TASK DETAILS:
I'd like the entire listing output verbatim, apart from the pictures.

WORKING DATA:
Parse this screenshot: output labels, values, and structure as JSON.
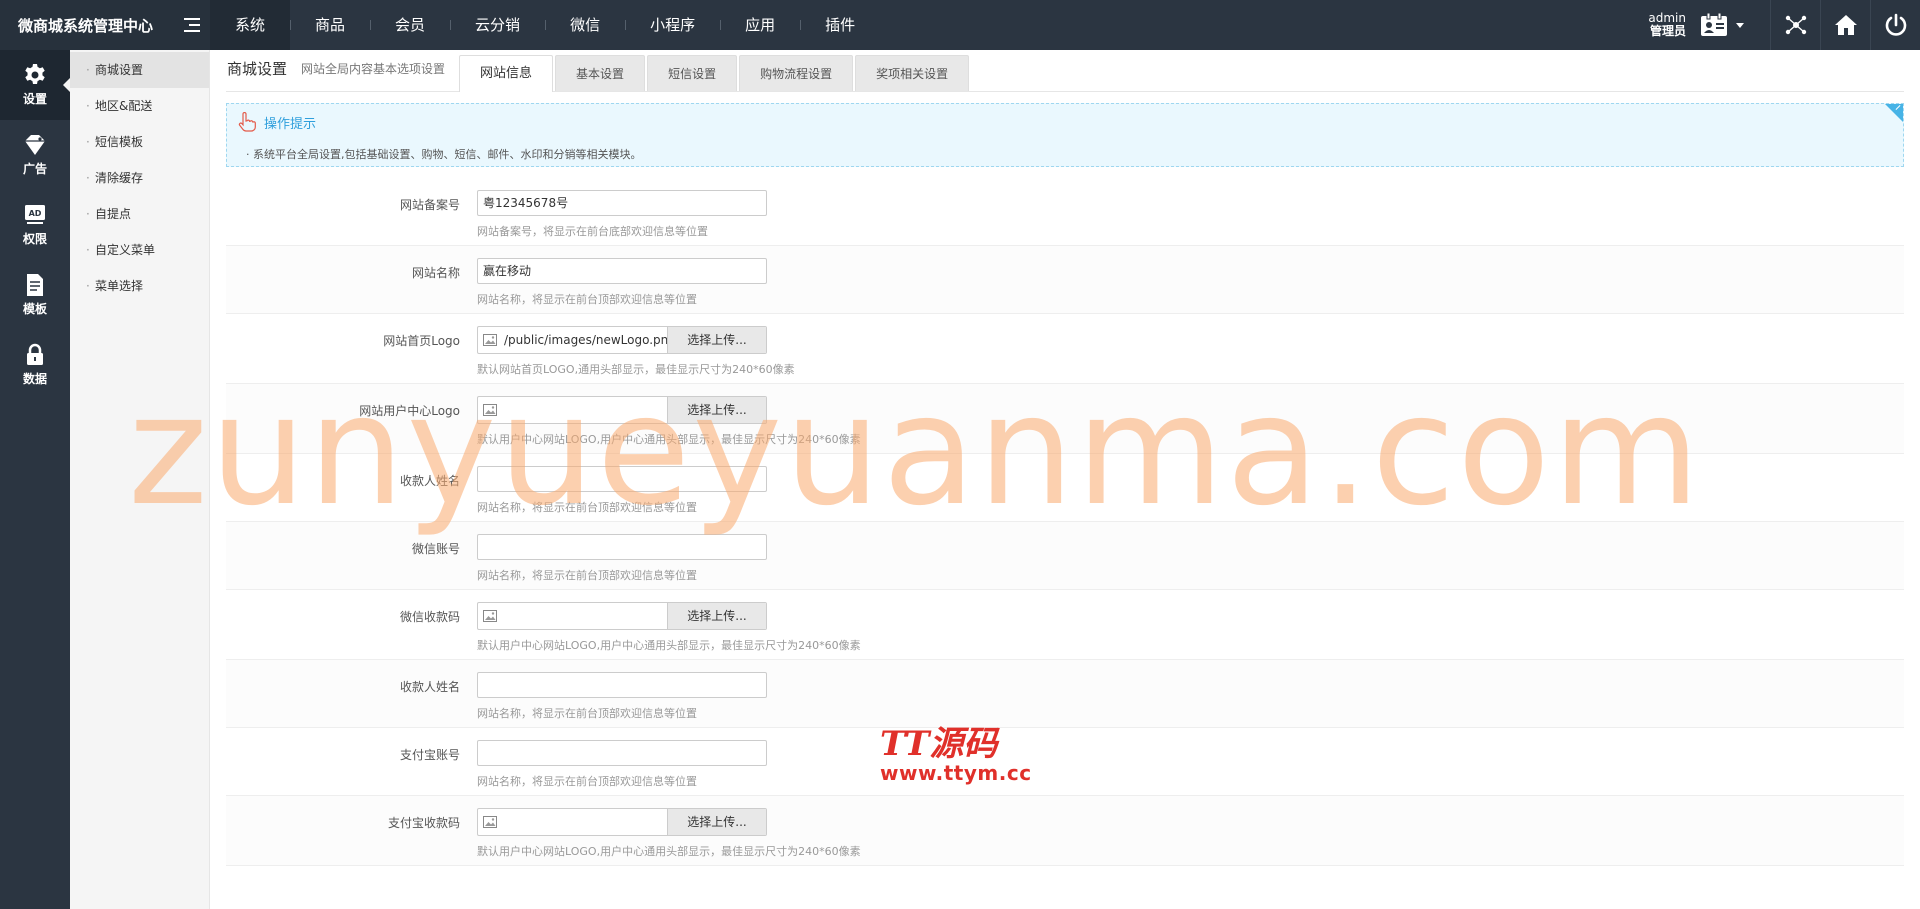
{
  "app": {
    "title": "微商城系统管理中心"
  },
  "topnav": [
    {
      "label": "系统"
    },
    {
      "label": "商品"
    },
    {
      "label": "会员"
    },
    {
      "label": "云分销"
    },
    {
      "label": "微信"
    },
    {
      "label": "小程序"
    },
    {
      "label": "应用"
    },
    {
      "label": "插件"
    }
  ],
  "user": {
    "name": "admin",
    "role": "管理员"
  },
  "iconbar": [
    {
      "label": "设置",
      "icon": "gear-icon"
    },
    {
      "label": "广告",
      "icon": "diamond-tag-icon"
    },
    {
      "label": "权限",
      "icon": "ad-screen-icon"
    },
    {
      "label": "模板",
      "icon": "document-icon"
    },
    {
      "label": "数据",
      "icon": "lock-icon"
    }
  ],
  "submenu": [
    {
      "label": "商城设置"
    },
    {
      "label": "地区&配送"
    },
    {
      "label": "短信模板"
    },
    {
      "label": "清除缓存"
    },
    {
      "label": "自提点"
    },
    {
      "label": "自定义菜单"
    },
    {
      "label": "菜单选择"
    }
  ],
  "page": {
    "title": "商城设置",
    "subtitle": "网站全局内容基本选项设置"
  },
  "tabs": [
    {
      "label": "网站信息"
    },
    {
      "label": "基本设置"
    },
    {
      "label": "短信设置"
    },
    {
      "label": "购物流程设置"
    },
    {
      "label": "奖项相关设置"
    }
  ],
  "tips": {
    "title": "操作提示",
    "text": "·  系统平台全局设置,包括基础设置、购物、短信、邮件、水印和分销等相关模块。"
  },
  "form": {
    "upload_button": "选择上传...",
    "rows": [
      {
        "label": "网站备案号",
        "value": "粤12345678号",
        "hint": "网站备案号，将显示在前台底部欢迎信息等位置"
      },
      {
        "label": "网站名称",
        "value": "赢在移动",
        "hint": "网站名称，将显示在前台顶部欢迎信息等位置"
      },
      {
        "label": "网站首页Logo",
        "value": "/public/images/newLogo.png",
        "hint": "默认网站首页LOGO,通用头部显示，最佳显示尺寸为240*60像素"
      },
      {
        "label": "网站用户中心Logo",
        "value": "",
        "hint": "默认用户中心网站LOGO,用户中心通用头部显示，最佳显示尺寸为240*60像素"
      },
      {
        "label": "收款人姓名",
        "value": "",
        "hint": "网站名称，将显示在前台顶部欢迎信息等位置"
      },
      {
        "label": "微信账号",
        "value": "",
        "hint": "网站名称，将显示在前台顶部欢迎信息等位置"
      },
      {
        "label": "微信收款码",
        "value": "",
        "hint": "默认用户中心网站LOGO,用户中心通用头部显示，最佳显示尺寸为240*60像素"
      },
      {
        "label": "收款人姓名",
        "value": "",
        "hint": "网站名称，将显示在前台顶部欢迎信息等位置"
      },
      {
        "label": "支付宝账号",
        "value": "",
        "hint": "网站名称，将显示在前台顶部欢迎信息等位置"
      },
      {
        "label": "支付宝收款码",
        "value": "",
        "hint": "默认用户中心网站LOGO,用户中心通用头部显示，最佳显示尺寸为240*60像素"
      }
    ]
  },
  "watermarks": {
    "big": "zunyueyuanma.com",
    "logo_line1": "TT源码",
    "logo_line2": "www.ttym.cc"
  },
  "colors": {
    "topbar": "#2b3541",
    "accent": "#2f9fdc",
    "watermark": "#f5a56c",
    "logo_red": "#e0302a"
  }
}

TASK SOLUTION:
Parse this screenshot: output labels, values, and structure as JSON.
{
  "app": {
    "title": "微商城系统管理中心"
  },
  "topnav": [
    {
      "label": "系统"
    },
    {
      "label": "商品"
    },
    {
      "label": "会员"
    },
    {
      "label": "云分销"
    },
    {
      "label": "微信"
    },
    {
      "label": "小程序"
    },
    {
      "label": "应用"
    },
    {
      "label": "插件"
    }
  ],
  "user": {
    "name": "admin",
    "role": "管理员"
  },
  "iconbar": [
    {
      "label": "设置",
      "icon": "gear-icon"
    },
    {
      "label": "广告",
      "icon": "diamond-tag-icon"
    },
    {
      "label": "权限",
      "icon": "ad-screen-icon"
    },
    {
      "label": "模板",
      "icon": "document-icon"
    },
    {
      "label": "数据",
      "icon": "lock-icon"
    }
  ],
  "submenu": [
    {
      "label": "商城设置"
    },
    {
      "label": "地区&配送"
    },
    {
      "label": "短信模板"
    },
    {
      "label": "清除缓存"
    },
    {
      "label": "自提点"
    },
    {
      "label": "自定义菜单"
    },
    {
      "label": "菜单选择"
    }
  ],
  "page": {
    "title": "商城设置",
    "subtitle": "网站全局内容基本选项设置"
  },
  "tabs": [
    {
      "label": "网站信息"
    },
    {
      "label": "基本设置"
    },
    {
      "label": "短信设置"
    },
    {
      "label": "购物流程设置"
    },
    {
      "label": "奖项相关设置"
    }
  ],
  "tips": {
    "title": "操作提示",
    "text": "·  系统平台全局设置,包括基础设置、购物、短信、邮件、水印和分销等相关模块。"
  },
  "form": {
    "upload_button": "选择上传...",
    "rows": [
      {
        "label": "网站备案号",
        "value": "粤12345678号",
        "hint": "网站备案号，将显示在前台底部欢迎信息等位置"
      },
      {
        "label": "网站名称",
        "value": "赢在移动",
        "hint": "网站名称，将显示在前台顶部欢迎信息等位置"
      },
      {
        "label": "网站首页Logo",
        "value": "/public/images/newLogo.png",
        "hint": "默认网站首页LOGO,通用头部显示，最佳显示尺寸为240*60像素"
      },
      {
        "label": "网站用户中心Logo",
        "value": "",
        "hint": "默认用户中心网站LOGO,用户中心通用头部显示，最佳显示尺寸为240*60像素"
      },
      {
        "label": "收款人姓名",
        "value": "",
        "hint": "网站名称，将显示在前台顶部欢迎信息等位置"
      },
      {
        "label": "微信账号",
        "value": "",
        "hint": "网站名称，将显示在前台顶部欢迎信息等位置"
      },
      {
        "label": "微信收款码",
        "value": "",
        "hint": "默认用户中心网站LOGO,用户中心通用头部显示，最佳显示尺寸为240*60像素"
      },
      {
        "label": "收款人姓名",
        "value": "",
        "hint": "网站名称，将显示在前台顶部欢迎信息等位置"
      },
      {
        "label": "支付宝账号",
        "value": "",
        "hint": "网站名称，将显示在前台顶部欢迎信息等位置"
      },
      {
        "label": "支付宝收款码",
        "value": "",
        "hint": "默认用户中心网站LOGO,用户中心通用头部显示，最佳显示尺寸为240*60像素"
      }
    ]
  },
  "watermarks": {
    "big": "zunyueyuanma.com",
    "logo_line1": "TT源码",
    "logo_line2": "www.ttym.cc"
  },
  "colors": {
    "topbar": "#2b3541",
    "accent": "#2f9fdc",
    "watermark": "#f5a56c",
    "logo_red": "#e0302a"
  }
}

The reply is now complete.